Pick every line from the data that holds the word "this".

[Dataset records]
:::::

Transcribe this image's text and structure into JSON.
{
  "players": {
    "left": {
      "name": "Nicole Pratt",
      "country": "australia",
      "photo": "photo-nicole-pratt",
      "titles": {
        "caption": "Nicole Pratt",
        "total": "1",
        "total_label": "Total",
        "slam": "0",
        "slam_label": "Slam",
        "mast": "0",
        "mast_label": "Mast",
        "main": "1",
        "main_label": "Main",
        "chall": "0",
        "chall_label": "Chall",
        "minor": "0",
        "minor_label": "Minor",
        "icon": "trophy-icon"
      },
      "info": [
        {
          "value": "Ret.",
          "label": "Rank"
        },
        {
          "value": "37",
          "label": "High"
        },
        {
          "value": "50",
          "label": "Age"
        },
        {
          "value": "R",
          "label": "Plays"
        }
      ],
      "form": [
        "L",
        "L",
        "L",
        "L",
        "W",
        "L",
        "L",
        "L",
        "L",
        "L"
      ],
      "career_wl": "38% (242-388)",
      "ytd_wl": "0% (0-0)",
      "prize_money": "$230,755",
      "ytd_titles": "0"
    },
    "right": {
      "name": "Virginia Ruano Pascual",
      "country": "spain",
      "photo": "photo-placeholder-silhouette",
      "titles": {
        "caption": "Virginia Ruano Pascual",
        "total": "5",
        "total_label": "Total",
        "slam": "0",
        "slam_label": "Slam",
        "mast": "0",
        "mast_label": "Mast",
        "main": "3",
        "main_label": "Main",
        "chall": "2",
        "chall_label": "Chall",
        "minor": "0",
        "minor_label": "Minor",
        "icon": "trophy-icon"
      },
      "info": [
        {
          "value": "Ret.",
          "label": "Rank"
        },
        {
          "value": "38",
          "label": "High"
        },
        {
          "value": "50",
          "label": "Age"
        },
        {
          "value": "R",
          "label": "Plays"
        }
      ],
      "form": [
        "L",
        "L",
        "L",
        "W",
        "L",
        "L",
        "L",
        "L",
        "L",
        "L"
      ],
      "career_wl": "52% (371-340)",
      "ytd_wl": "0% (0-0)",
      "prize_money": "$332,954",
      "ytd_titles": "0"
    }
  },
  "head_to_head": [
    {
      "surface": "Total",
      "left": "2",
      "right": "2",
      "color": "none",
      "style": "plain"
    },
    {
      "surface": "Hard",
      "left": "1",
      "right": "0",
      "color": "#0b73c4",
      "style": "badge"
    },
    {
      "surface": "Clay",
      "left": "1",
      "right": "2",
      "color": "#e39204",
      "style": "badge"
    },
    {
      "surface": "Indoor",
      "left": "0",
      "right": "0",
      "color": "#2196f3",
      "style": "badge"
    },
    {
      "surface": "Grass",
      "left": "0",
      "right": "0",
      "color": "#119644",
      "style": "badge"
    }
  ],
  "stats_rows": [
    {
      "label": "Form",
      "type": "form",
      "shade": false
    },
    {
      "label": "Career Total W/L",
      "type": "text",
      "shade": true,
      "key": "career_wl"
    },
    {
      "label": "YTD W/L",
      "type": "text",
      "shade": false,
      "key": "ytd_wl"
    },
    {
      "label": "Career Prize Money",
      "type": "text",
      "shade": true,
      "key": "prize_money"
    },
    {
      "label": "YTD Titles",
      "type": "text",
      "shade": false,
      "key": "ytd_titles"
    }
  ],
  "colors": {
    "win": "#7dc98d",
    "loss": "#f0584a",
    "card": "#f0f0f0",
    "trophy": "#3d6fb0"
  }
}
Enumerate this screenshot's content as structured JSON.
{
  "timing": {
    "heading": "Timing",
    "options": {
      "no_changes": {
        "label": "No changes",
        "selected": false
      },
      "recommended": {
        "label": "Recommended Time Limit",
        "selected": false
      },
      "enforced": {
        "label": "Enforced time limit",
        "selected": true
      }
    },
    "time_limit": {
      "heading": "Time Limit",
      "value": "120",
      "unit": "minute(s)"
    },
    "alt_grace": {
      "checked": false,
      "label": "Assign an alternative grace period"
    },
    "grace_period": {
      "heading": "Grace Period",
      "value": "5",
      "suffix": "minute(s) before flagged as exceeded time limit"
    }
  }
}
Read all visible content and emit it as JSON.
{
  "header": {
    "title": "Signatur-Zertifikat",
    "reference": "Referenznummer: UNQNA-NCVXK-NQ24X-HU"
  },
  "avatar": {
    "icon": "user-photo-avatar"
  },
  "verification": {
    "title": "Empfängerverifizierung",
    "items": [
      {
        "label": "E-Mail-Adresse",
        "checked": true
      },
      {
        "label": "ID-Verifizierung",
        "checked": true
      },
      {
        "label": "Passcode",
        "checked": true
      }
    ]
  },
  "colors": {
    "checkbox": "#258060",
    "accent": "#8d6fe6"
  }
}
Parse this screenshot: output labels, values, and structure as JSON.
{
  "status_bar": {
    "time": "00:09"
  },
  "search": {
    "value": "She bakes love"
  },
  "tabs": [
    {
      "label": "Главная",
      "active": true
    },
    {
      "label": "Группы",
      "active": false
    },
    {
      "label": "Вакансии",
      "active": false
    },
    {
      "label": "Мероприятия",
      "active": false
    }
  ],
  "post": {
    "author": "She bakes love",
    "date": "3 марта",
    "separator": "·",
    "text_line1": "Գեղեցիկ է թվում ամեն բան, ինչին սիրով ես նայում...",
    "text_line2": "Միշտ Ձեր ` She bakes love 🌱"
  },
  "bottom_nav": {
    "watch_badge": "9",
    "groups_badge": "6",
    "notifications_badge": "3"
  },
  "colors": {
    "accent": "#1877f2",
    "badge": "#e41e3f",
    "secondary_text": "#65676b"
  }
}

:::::

RESULT:
Transcribe this image's text and structure into JSON.
Enumerate this screenshot's content as structured JSON.
Parse this screenshot: output labels, values, and structure as JSON.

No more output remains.